The high visibility of the national competitions, plus the strong fan base of beauty pageants — some groups hold beauty pageant viewing parties when Miss Universe comes up in the same way that men might hold football viewing parties — make pageantry a launching pad for a modeling or showbiz career. To girls from the rural provinces, being a beauty pageant contestant is considered a possible one-way ticket to a better life.

Along the way though, contestants have to endure an environment where sexual predators roam and where people of authority either enable the harassment or turn a blind eye to it and accept it as part of the business.

CJ Hirro has enumerated the many ways contestants are vulnerable to exploitation and has been very vocal about the need to make the industry safe.

The handlers can easily exploit their situation a handler is the person who acts as manager or scout and plays the vital role of connecting candidates to designers and beauty and skin salons, and provides them with accommodation during competitions. All of this costs money and while most handlers will recover the cost by taking a commission from legitimate work that they can book for their talent (modeling jobs, commercials), Hirro explains, “There are some who use this set-up to take advantage of their talents, either for themselves, or through indecent marketing for sponsorships.”

The second issue is the organizers and sponsors.
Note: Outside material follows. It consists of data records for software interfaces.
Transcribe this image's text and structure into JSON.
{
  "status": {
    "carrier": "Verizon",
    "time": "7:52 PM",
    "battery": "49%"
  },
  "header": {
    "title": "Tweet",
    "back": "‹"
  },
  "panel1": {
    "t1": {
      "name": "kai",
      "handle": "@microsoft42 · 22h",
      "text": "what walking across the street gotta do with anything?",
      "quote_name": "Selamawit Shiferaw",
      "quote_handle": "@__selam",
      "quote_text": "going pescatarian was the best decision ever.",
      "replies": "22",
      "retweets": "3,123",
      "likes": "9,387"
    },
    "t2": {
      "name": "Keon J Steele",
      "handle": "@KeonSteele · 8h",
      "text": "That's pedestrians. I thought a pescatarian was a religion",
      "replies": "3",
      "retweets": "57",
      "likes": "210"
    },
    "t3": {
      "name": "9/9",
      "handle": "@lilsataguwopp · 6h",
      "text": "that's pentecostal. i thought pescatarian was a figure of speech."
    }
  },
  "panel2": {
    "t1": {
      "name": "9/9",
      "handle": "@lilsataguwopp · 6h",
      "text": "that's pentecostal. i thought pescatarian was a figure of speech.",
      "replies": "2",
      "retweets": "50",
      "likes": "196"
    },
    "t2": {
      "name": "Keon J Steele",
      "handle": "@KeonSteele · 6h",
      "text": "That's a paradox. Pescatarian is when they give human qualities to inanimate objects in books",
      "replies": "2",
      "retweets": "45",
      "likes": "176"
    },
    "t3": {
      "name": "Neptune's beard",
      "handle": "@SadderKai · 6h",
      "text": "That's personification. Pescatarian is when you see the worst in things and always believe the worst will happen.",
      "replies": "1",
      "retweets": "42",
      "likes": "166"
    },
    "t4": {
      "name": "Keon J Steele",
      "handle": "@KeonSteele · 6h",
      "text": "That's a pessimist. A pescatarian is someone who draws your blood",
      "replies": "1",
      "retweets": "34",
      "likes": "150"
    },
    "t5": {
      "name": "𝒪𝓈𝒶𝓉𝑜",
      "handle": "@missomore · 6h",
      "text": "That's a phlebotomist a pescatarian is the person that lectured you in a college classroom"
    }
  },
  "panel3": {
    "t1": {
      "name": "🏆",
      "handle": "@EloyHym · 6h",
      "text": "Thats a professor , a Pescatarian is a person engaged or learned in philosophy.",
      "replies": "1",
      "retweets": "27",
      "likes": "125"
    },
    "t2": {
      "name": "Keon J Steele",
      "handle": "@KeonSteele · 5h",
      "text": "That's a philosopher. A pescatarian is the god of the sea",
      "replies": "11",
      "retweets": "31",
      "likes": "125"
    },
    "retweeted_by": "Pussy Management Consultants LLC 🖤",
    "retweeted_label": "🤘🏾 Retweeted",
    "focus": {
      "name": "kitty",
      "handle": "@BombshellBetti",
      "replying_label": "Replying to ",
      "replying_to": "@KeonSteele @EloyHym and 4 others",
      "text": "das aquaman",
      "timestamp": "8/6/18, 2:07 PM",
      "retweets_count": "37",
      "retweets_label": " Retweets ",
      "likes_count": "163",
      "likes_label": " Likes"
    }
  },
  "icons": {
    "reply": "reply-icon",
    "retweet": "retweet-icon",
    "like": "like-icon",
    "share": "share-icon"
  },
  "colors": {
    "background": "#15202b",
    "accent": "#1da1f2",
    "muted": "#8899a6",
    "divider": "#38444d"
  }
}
Sponsors are also not always above board. They are supposed to provide cash, gift certificates, transport and venues for pre-pageant activities or accommodation to cover the costs of mounting a pageant. But there are also what Hirro calls “silent sponsors” or moneyed individuals, who help fund pageants because they are friends with the organizers.
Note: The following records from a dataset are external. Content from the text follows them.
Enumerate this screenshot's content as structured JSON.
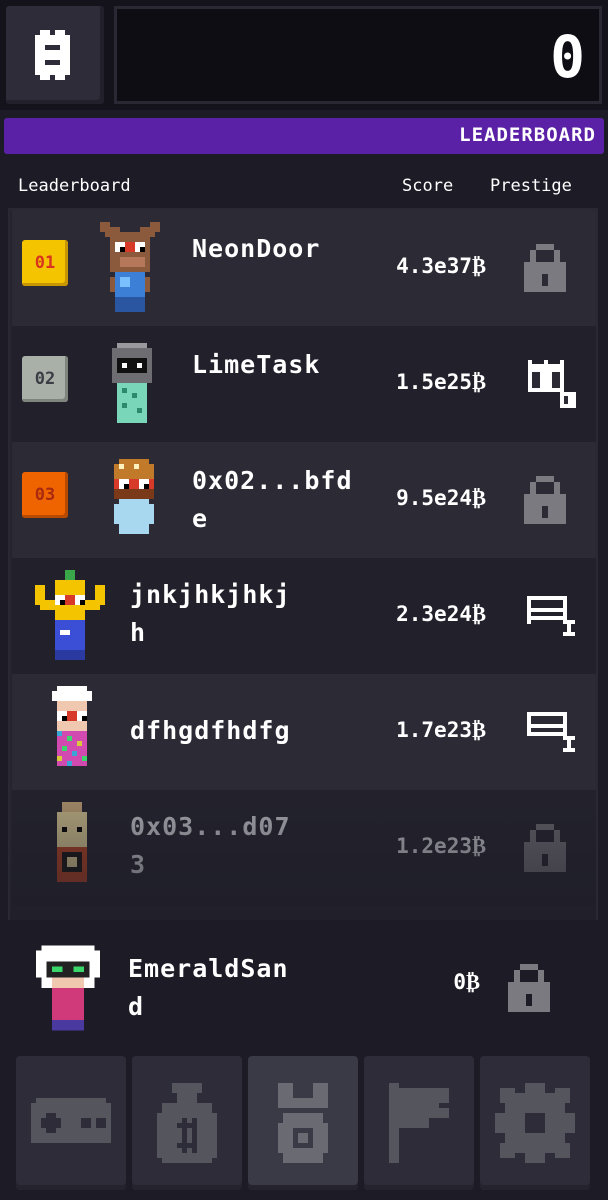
{
  "header": {
    "currency_icon": "bitcoin-coin-icon",
    "score": "0"
  },
  "banner": {
    "title": "LEADERBOARD"
  },
  "columns": {
    "leaderboard": "Leaderboard",
    "score": "Score",
    "prestige": "Prestige"
  },
  "rows": [
    {
      "rank": "01",
      "name": "NeonDoor",
      "score": "4.3e37₿",
      "prestige": "lock-icon"
    },
    {
      "rank": "02",
      "name": "LimeTask",
      "score": "1.5e25₿",
      "prestige": "castle-tier-2-icon"
    },
    {
      "rank": "03",
      "name": "0x02...bfde",
      "score": "9.5e24₿",
      "prestige": "lock-icon"
    },
    {
      "rank": "",
      "name": "jnkjhkjhkjh",
      "score": "2.3e24₿",
      "prestige": "bed-tier-1-icon"
    },
    {
      "rank": "",
      "name": "dfhgdfhdfg",
      "score": "1.7e23₿",
      "prestige": "bed-tier-1-icon"
    },
    {
      "rank": "",
      "name": "0x03...d073",
      "score": "1.2e23₿",
      "prestige": "lock-icon"
    }
  ],
  "self": {
    "name": "EmeraldSand",
    "score": "0₿",
    "prestige": "lock-icon"
  },
  "nav": [
    {
      "name": "game",
      "icon": "gamepad-icon"
    },
    {
      "name": "bag",
      "icon": "money-bag-icon"
    },
    {
      "name": "leaderboard",
      "icon": "medal-icon",
      "active": true
    },
    {
      "name": "quests",
      "icon": "flag-icon"
    },
    {
      "name": "settings",
      "icon": "gear-icon"
    }
  ],
  "colors": {
    "banner": "#5a21a6",
    "rank_gold": "#f5c400",
    "rank_silver": "#a9b0a8",
    "rank_bronze": "#f06400",
    "rank_text": "#d8341e"
  }
}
“They do not necessarily have a pageantry-related product to promote,” Hirro explains. This is where it becomes tricky.“ They have nothing to promote except themselves. So what do they do? They host private parties, and the candidates or winners are required to go. And most of the time, the media are not invited to these parties.”

“Aside from feeding these sponsors’ egos, what other purpose do these private parties serve? Nothing. They just become venues for candidates and winners to be exploited.”

Objectify or empower

Hirro is calling for a regulatory body like the Department of Tourism (because pageants also promote culture and art) to provide standards for the conduct of beauty pageants. The mandate of the regulatory body should include background checks on national pageant owners, a review and the right to approve or deny application to run a pageant, a review conduct of pre-pageant and post-pageant activities and an option for officials to monitor these activities.

“Organizers need to make money. But all the sponsors should be declared and should come with contracts, whether they are corporate or individual sponsors. Contracts should include limitations to a sponsor’s access. All sponsored events must be covered by the media,” Hirro proposes.

There has been a lot of discussion about beauty pageants being antiquated and sexist. Many critics argue that they objectify women rather than empower them. Alexa Villano, a reporter who has covered beauty pageants for four years now, believes that because of the premium put on physical appearance, such contests do objectify women but there is a shift in attitude.

“Judges are looking for a candidate who can serve as a spokesperson for the organization and for their advocacies. It’s like applying for a job.”

But she and others say that contestants should be able to work in an environment free from sexual coercion or harassment.

Author: Ana P. Santos (act)



03.12.2018 | 14:36